In this day and age it is obvious that three-dimensional CGI (Computer Graphics Interface) animation is close to--if not already--reigning supreme over all other cartooning media. But what about those classic two-dimensional pencil and ink films most of us grew up with? It seems that, even though there are still quite a few wildly popular hand-drawn cartoons on television, the process in full is still very much a mystery to most people.
If you have ever wondered how extensive, intensive and time-consuming it was for the Disney to produce high-quality work for movies like Beauty and the Beast; you're going to get a good, albeit brief look into what it took and still takes to make these formerly stagnant characters come alive.
With popular styles like anime cel-shading taking the Internet by storm, there is a more common awareness to the conventional cartooning process then there ever was. You're probably sensing a "but" coming, and you're right! But terms like "exposure sheet" and "leica reel" would probably result in you looking at a person with a puzzled look on his or her face if you were to ask what those things were.
The most little-known processes in creating an animated cartoon are actually some of the most crucial. So sit back, relax and enjoy some informative insight.
Step 1: Script
Yes, believe it. Animation studios have always had their own respective and dedicated story departments. They pretty much had to, as science has proven that it is indeed rare for animators themselves to pull good gag ideas out of the blue. So the story-men (up until the point of there being women in the mix) would gather in a room, which wasn't very generous in size and reeked of cigar smoke and whisky.
It was in these cramped quarters that the writing team would brainstorm ideas and basically throw them at one another. This would continue until there was complete agreement on the plot of the cartoon.
Once the script was typed up, finalized and given the seal of approval, the second step of the pre-production process would commence: storyboarding.
Step 2: Storyboarding
Don't let those Matrix concept pieces fool you; most storyboard drawings aren't even close to being immaculate works of art. On the contrary, actually; the comic-strip like plans are very often quickly done as rough sketches. The idea here is not to emulate Michelangelo; it is to get on paper the script in the form of images. As long as the animators, layout artists and other production crews can decipher it, it's mission is accomplished.
In addition to what is to be drawn by the rough animators, dialogue for voice actors and instructions for the camera operators are also drafted down in the storyboarding session.
Once completed, it becomes a lot more apparent to each team what their role for the project is.
Step 3: Animatic
An animatic (formerly known as a leica reel) is essentially a filmed progressive sequence of images, which have been significantly elaborated from the storyboard. What it also accomplishes, in addition to describing the story in greater visual detail, is a better feel of character movement and camera pans.
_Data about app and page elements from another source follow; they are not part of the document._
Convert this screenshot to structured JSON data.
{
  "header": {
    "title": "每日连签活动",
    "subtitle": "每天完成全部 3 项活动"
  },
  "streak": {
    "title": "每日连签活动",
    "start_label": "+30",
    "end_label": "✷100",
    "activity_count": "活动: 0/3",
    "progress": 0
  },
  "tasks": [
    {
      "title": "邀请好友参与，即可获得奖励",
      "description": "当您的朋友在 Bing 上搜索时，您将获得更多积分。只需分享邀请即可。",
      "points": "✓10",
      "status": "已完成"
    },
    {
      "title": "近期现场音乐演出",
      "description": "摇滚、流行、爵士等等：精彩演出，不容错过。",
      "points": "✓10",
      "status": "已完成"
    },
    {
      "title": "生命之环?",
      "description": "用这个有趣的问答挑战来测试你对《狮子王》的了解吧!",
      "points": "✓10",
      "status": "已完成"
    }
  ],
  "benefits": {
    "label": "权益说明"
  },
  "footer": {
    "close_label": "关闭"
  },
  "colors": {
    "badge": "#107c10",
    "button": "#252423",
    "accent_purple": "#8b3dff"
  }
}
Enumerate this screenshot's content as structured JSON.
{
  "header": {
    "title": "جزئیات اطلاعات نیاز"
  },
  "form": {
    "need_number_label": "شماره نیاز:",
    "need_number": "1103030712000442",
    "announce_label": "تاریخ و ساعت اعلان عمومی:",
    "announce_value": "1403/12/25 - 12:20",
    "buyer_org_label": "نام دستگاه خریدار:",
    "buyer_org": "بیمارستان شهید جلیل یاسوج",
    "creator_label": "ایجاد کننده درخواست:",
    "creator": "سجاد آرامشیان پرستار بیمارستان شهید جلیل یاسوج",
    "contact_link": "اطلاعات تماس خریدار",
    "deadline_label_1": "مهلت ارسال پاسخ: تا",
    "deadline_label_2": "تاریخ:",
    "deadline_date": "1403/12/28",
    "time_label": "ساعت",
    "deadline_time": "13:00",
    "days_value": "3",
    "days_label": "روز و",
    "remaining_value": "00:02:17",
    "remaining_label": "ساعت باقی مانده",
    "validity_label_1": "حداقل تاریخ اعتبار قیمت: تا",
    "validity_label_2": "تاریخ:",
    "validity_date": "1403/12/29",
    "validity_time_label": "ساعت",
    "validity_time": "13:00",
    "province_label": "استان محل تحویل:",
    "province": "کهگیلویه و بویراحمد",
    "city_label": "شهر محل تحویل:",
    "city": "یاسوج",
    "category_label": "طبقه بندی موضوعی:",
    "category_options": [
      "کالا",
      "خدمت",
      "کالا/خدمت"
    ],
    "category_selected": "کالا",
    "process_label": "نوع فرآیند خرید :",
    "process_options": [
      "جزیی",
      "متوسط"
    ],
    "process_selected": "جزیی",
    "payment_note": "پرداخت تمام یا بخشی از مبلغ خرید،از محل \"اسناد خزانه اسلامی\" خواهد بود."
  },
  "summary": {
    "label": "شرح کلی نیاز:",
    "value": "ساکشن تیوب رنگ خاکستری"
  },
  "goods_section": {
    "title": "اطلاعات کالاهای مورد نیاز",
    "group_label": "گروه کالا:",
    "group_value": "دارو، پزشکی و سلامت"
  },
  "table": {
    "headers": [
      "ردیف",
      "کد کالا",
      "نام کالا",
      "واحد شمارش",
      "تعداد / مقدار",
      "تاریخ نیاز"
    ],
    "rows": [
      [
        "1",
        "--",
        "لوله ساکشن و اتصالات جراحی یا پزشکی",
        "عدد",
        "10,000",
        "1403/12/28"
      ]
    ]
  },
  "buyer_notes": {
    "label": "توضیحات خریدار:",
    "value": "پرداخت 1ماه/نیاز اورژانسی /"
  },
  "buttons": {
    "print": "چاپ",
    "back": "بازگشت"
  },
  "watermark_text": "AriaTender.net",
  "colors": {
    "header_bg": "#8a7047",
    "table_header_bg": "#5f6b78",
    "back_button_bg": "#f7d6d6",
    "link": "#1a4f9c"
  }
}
Step 4: Layout
Layout in the industry is another way of saying background; well, not quite. There's a complexity involved for the people in this department, just like in any other.
Not only do these talented painters have to sketch up what many people would say is a static background; they are truly creating the environments the characters will inhabit. And not only behind Fluff the Cat or Betsy the Kleptomaniac, but also objects in the foreground and across the room or forest. Every tree and flower that surrounds the character or characters must be painstakingly placed in what will be the final draft. Even with the storyboard before it, elements change during making the film; the placement of a tulip a stump or even Fluff or Betsy will be scaled up exactly.
Ultimately, it is the layout artist's job to give off a better illusion of the characters actually being in the drawn surroundings.
And last but absolutely not least: It is also generally expected of this department to utilize cinematographic methods and techniques for what will be the final placement of characters and objects against the background, and also their movement within the environment.
Step 5: Exposure Sheet
Ready to animate? Not so fast! Chances are that, if the characters will be moving, they will be speaking as well. So it would make perfect sense that Betsy's or Fluff's mouths would lip-sync to the words recorded by the voice actors.
This is where the exposure sheet comes in; it is to calculate a character's mouth movement and amount of frames each syllable requires. Of course, the timing and frame amount relies heavily on the speed of the syllable in question and how fast the character talks.
Step 6: Animation
While the layout artists clean up the pencil backgrounds and the voice recordings are done, people responsible for the initial frame-by-frame sketches to bring Betsy and Fluff to life are ready to work. Some would think that Betsy's animator does every frame of her pony-tail or Fluff's his cheeks. If that were true, longer films would never get finished. What is done in studios like Disney is that the main animator does the extreme poses, and assistants--called in-betweeners--draw frames in between.
Step 7: Color
This is self-explanatory; whilst a grueling task in itself, it doesn't take too much to describe. Once the line-art is cleaned up and traced onto celluloid sheets (where the infamous "cel" term stems from, although it has been replaced with acetate) steady-handed colorists give the final luster to the characters.
Once the backgrounds are finalized, each cel is placed on the background one-by-one and shot under a camera. The clear plastic is important as once against the layout the only thing visible are what's been painted.
To make Flash animations this simple tutorial will show you the basic principles needed.